Friday 4th January 2019
|Text too small?|
New Zealand shares rose slightly as growing investor unease over the global economy bolstered demand for defensive stocks such as local utilities Meridian Energy and Mercury NZ.
The S&P/NZX 50 index increased 11.39 points, or 0.1 percent, to 8,743.76. Despite the increase, within the index, 19 stocks gained against 23 that fell, and eight were unchanged. Turnover was low at $73.4 million.
Stocks across Asia were mixed, following a decline on Wall Street after Apple's downgraded sales outlook over China's slowing economy. Financial markets have been increasingly volatile in recent months as investors remain nervous about a number of political risks ranging from the US-China trade dispute, to Brexit, to the US federal government shutdown.
The trade dispute is seen as a major immediate threat to economic growth and investors are keen to see a resolution to avoid a slowdown hitting company earnings. Chinese and American officials are scheduled to meet next week for more negotiations.
The local market was down for much of the day, before entering positive territory late in the trading day.
"It's a reflection of the New Zealand market being reasonably defensive," said Grant Davis, an investment adviser at Hamilton Hindin Greene. "It's not going to shoot up as much and it's not going to drop as much."
Electricity generator-retailer Meridian led the market higher, up 2.3 percent at a record $3.50 on average volumes, while Mercury rose 1.7 percent to $3.57 in light trading. Exporter Fisher & Paykel Healthcare, which is more dependent on the US market, increased 1.9 percent to $13.19, on just below average volumes.
Spark New Zealand was the most traded stock with 2.4 million shares changing hands, below its 3.1 million 90-day average volume. The stock increased 0.2 percent to $4.15. Trade Me Group fell 0.5 percent to $6.29 on a volume of 1.7 million, while A2 Milk dropped 2.3 percent to $10.75 on a volume of 1.4 million.
Metlifecare declined 3.4 percent to $5.10 in very light trading, while Pushpay Holdings dropped 3.3 percent to $2.95 and Gentrack Group was down 3.2 percent at $4.78. Both tech stocks were thinly traded.
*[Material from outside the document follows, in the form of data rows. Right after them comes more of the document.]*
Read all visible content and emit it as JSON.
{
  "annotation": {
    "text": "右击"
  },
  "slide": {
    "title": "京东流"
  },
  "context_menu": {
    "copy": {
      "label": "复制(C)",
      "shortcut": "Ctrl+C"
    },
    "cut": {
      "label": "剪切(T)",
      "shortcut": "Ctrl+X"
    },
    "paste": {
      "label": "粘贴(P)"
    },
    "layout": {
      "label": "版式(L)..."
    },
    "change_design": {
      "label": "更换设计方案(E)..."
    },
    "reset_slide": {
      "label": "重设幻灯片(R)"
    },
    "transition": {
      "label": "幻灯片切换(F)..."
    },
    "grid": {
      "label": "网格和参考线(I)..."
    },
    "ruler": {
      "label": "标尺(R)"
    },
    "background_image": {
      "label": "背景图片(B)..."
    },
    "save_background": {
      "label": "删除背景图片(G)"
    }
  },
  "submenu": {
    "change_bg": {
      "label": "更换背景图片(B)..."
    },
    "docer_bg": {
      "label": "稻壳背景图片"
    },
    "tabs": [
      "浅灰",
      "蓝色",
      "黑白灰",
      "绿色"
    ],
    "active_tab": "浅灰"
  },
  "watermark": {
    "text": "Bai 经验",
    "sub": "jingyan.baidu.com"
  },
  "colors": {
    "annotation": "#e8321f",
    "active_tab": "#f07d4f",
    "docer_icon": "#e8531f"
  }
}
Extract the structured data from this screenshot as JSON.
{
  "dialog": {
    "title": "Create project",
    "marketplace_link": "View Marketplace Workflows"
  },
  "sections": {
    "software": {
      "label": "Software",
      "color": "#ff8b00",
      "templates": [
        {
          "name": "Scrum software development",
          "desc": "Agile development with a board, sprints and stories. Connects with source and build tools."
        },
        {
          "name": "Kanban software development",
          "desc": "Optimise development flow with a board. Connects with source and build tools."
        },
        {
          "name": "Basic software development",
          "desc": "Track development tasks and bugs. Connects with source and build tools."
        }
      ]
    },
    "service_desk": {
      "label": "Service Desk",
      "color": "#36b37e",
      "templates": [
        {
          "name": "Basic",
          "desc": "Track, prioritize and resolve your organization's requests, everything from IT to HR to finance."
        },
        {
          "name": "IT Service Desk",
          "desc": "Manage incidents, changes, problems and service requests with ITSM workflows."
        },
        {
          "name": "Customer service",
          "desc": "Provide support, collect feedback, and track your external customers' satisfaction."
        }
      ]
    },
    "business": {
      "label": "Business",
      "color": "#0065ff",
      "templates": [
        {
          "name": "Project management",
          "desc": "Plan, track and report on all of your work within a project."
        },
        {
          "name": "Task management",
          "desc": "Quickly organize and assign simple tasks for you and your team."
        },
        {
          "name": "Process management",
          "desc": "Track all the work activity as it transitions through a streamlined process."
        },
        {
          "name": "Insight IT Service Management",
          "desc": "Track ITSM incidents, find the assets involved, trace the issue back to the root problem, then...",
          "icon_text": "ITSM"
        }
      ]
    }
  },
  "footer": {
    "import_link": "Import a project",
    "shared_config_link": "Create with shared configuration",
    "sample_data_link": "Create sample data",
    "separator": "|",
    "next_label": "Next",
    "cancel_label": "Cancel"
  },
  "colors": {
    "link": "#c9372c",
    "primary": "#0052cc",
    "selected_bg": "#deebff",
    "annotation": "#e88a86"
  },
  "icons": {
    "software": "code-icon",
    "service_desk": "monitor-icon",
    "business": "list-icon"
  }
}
Kathmandu Holdings extended its decline after reporting weak sales through the Christmas period. The stock fell 2.1 percent to $2.32, its lowest close since March last year.
Other retailers are expected to start providing Christmas trading updates in the coming weeks. Briscoe Group fell 2.4 percent to $3.30, Hallenstein Glasson was down 2.2 percent at $4.07, Smiths City Group was unchanged at 27.5 cents, and Warehouse Group decreased 0.5 percent to $2.04.
SLI Systems was unchanged at 64 cents. The company will delist from the NZX next week after Texan firm ESW successfully took over the local software developer with a 65 cents per share offer. NZX increased 1 percent to 99 cents.
No comments yet
NZ dollar stalled; US-China trade deal may be postponed
AFT Pharmaceuticals starts to hit its straps
Crown seeks US$100m from Tui operator; Prospector moving on
Pacific Edge goes back to shareholders for another $20m
Crown seeks $100m from Tui operator Tamarind
Ryman underlying annual profit may rise by up to 17%
NZ dollar eases on increasing US-China doubts, lack of news in Fed minutes
From dog tucker to top dog: economists ask how Northport can be Auckland’s best replacement
MARKET CLOSE: NZ shares rise; Metlife jumps on takeover talk
NZ dollar eases on technical factors, buoyed by higher dairy prices